WASHINGTON – House Majority Whip Roy Blunt (search) got one break this year when he joined his 434 colleagues in making public his financial records on Wednesday: He didn't have to list the gifts from his wedding last October.
Blunt, R-Mo., asked for and was granted a waiver from the House ethics committee so he could keep private his wedding benefactors, presumably including some in the business community with ties to the third-ranked Republican, or friends of his bride, a lobbyist. Asked by The Associated Press for a list of gift givers, a spokeswoman in Blunt's office said his office doesn't have one.
Otherwise, he and other House members were required, in an annual rite, to submit financial disclosure forms that show outside sources of income beyond their $154,700 salaries, as well as assets, liabilities, travel paid by private interests and speech honoraria.
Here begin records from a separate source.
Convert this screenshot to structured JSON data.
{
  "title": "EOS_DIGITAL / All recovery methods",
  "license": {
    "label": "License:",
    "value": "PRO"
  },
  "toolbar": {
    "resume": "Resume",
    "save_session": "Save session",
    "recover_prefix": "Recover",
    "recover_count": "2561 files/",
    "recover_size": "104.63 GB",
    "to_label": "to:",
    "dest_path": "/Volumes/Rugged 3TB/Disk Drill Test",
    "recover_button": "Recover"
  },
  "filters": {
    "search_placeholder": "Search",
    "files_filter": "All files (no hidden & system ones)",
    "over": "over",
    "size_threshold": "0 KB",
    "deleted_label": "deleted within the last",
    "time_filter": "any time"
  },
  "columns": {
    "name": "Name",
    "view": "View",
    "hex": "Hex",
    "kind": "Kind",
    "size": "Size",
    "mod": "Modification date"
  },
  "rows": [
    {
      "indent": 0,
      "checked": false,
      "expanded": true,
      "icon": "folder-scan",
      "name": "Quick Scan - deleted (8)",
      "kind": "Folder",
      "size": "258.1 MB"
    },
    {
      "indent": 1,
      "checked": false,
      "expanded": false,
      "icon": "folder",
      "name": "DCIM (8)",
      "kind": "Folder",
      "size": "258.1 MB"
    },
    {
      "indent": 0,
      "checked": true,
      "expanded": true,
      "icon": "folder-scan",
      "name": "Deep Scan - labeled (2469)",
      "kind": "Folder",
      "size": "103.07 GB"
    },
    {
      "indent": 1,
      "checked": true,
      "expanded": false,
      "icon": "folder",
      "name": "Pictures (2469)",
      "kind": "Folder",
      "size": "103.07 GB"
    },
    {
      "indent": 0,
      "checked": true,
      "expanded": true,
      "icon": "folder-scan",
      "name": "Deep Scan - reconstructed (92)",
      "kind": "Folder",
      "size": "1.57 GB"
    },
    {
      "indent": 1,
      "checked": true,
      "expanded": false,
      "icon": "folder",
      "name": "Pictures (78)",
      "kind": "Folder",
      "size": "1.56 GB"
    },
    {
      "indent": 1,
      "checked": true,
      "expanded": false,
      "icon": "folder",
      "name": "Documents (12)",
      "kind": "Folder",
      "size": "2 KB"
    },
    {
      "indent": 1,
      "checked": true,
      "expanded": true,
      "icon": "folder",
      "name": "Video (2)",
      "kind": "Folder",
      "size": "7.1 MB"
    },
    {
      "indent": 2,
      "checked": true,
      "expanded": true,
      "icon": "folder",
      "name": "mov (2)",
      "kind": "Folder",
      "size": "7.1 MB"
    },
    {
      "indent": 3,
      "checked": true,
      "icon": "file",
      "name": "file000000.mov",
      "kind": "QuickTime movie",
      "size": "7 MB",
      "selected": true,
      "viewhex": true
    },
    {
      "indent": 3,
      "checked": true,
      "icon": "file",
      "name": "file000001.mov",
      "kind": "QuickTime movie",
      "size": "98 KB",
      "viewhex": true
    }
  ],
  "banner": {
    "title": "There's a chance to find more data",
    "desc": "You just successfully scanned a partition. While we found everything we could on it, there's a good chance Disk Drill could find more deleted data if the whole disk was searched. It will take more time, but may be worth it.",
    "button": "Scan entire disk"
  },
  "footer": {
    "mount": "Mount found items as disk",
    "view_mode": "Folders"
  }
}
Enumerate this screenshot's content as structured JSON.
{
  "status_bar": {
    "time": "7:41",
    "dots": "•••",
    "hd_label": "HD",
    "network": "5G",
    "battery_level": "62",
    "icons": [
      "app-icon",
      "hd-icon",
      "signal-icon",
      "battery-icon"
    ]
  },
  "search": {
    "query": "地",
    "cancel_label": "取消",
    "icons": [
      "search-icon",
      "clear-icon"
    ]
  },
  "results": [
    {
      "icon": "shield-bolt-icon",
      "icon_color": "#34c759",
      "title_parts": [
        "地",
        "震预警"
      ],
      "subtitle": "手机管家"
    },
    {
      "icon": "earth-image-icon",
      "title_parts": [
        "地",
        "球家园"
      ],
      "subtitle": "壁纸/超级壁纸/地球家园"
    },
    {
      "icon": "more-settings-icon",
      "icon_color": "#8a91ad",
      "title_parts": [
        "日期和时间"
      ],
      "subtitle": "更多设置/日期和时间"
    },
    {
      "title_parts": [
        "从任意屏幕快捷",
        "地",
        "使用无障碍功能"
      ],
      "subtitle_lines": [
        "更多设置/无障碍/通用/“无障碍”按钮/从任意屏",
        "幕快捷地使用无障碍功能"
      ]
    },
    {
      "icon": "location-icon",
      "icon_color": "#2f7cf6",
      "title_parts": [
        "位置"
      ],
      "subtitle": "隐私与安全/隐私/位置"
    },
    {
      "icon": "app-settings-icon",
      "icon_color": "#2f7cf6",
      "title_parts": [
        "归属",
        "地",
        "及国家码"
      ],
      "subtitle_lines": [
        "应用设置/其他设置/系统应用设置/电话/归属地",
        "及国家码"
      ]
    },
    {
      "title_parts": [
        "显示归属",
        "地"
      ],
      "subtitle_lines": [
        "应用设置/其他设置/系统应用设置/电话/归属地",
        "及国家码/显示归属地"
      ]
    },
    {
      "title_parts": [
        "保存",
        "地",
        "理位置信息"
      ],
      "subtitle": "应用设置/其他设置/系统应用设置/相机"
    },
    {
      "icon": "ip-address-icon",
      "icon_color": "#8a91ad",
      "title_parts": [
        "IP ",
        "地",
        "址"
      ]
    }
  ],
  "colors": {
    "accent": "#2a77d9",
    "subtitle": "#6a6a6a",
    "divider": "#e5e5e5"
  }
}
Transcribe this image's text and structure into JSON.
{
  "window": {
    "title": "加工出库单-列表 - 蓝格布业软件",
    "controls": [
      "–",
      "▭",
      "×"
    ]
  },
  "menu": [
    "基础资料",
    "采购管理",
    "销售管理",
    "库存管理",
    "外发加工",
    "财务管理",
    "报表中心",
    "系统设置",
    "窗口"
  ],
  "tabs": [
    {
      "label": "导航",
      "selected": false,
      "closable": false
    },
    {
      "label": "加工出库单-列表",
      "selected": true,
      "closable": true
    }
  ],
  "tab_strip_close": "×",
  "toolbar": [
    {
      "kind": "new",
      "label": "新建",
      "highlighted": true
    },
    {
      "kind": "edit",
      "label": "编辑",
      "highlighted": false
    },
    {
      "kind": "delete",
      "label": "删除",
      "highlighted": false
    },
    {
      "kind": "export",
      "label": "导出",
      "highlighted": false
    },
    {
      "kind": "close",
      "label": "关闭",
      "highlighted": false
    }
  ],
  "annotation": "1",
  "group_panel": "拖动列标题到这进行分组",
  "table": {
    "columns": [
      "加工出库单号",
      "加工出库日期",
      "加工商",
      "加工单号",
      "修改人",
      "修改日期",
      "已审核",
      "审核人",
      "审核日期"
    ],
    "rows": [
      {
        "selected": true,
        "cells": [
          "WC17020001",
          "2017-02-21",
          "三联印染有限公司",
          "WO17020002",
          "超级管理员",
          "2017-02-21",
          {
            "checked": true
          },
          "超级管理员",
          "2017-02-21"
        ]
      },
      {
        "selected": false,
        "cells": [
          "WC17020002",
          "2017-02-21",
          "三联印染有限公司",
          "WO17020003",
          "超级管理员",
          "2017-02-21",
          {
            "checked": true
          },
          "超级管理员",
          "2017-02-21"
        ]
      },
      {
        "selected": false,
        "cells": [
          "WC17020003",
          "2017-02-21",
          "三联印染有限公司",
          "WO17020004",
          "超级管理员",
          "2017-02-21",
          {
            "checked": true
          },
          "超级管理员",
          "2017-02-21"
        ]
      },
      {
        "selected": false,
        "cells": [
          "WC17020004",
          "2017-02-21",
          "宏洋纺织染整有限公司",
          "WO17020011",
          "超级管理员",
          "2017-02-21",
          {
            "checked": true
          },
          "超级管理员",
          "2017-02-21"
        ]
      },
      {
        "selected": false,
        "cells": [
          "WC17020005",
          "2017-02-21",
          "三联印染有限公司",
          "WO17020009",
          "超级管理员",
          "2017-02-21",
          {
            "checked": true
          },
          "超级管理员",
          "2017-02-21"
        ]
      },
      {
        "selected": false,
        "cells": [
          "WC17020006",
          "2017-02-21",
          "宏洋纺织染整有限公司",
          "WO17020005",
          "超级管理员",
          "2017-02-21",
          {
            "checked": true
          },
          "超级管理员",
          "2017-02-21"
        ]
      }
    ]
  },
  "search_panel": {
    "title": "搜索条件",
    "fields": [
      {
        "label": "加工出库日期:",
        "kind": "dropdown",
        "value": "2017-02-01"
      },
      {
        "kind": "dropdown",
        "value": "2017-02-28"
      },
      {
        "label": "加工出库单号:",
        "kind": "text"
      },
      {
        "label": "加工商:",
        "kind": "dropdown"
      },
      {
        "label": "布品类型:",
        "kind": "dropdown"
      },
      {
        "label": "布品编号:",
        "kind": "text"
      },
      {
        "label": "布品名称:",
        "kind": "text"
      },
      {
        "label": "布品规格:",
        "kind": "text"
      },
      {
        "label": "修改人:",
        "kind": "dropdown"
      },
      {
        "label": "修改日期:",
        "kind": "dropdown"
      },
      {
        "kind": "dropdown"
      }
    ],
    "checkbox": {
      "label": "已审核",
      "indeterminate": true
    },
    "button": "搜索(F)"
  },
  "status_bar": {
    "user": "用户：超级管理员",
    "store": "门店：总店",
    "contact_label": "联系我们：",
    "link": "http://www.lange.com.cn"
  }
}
Most categories are reported within broad dollar ranges.
The House's no. 2 Republican, Majority Leader Tom DeLay (search), R-Texas, did report gifts he received, $53,500 in corporate and individual donations to his legal expense trust fund.
Among the donations were $5,000 from R.J. Reynolds Tobacco Co. and $5,000 from Reliant Energy Inc. (search), a Houston energy company.
The Democratic Congressional Campaign Committee (search), in a lawsuit dismissed in 2001, had accused DeLay of violating racketeering laws. DeLay reported that he still owes $50,000-$100,000 to a Houston law firm.
House lawmakers tend to be younger and somewhat less well-off than their Senate counterparts, who include multimillionaires such as John D. Rockefeller IV, D-W.Va., Edward Kennedy, D-Mass., and Senate Majority Leader Bill Frist, R-Tenn., a surgeon whose family owns a private hospital group. Senators released their forms Monday.
But some in the House, including its longest serving member, 77-year-old Rep. John Dingell (search), D-Mich., are doing quite well. Dingell's wife, General Motors Corp. Foundation vice chairman Debbie Dingell, holds General Motors Corp. stock options worth $1 million-$5 million and a G.M. savings/stock purchase plan worth $500,000-$1 million.
House Speaker Dennis Hastert, R-Ill., a high school wrestling coach before he got into politics, appeared to get by mainly on his salary as the House leader, $198,600, and a $28,567 pension he received as a former Illinois state legislator.
He has a mutual fund valued at $50,000-$100,000 and took in $5,000-$15,000 from rent on a townhouse he owns in Washington.
Far more affluent was Democratic leader Nancy Pelosi, D-Calif., whose husband, an investor, has a long list of stock holdings, many in high-tech firms.
The couple's assets include a vineyard in St. Helena, Calif., valued at $5 million-$25 million. Last year they gained $1 million-$5 million from the sale of an 8-acre vineyard in Rutherford Calif.
Rep. John Boehner (search), R-Ohio, chairman of the House Education and the Workforce Committee, like many members of Congress, supplements his congressional paycheck with numerous investments. He has a stock and pension plan at a plastics company valued at between $515,002 and $1.05 million and six mutual funds worth $146,006-$365,000.
On the other side of the financial spectrum was fellow Ohio Republican Bob Ney (search), chairman of the House Administration Committee. Ney reported as his major asset a savings account of less than $1,000 and his major sources of unearned income interest from that savings account of less than $200.
Ney was able to shrink a debt on two credit cards from $30,002-$100,000 last year to below $10,000, possibly with the help of $34,000 he won playing a game of chance at the Ambassador's Club casino in London.
Rep. David Obey (search), D-Wis., top Democrat on the Appropriations Committee that every year approves hundreds of billions of dollars in government spending, reported uncomplicated personal finances. His major assets were two individual retirement accounts with a combined valued of $16,000-$65,000 and a bank account worth between $1,000-$15,000.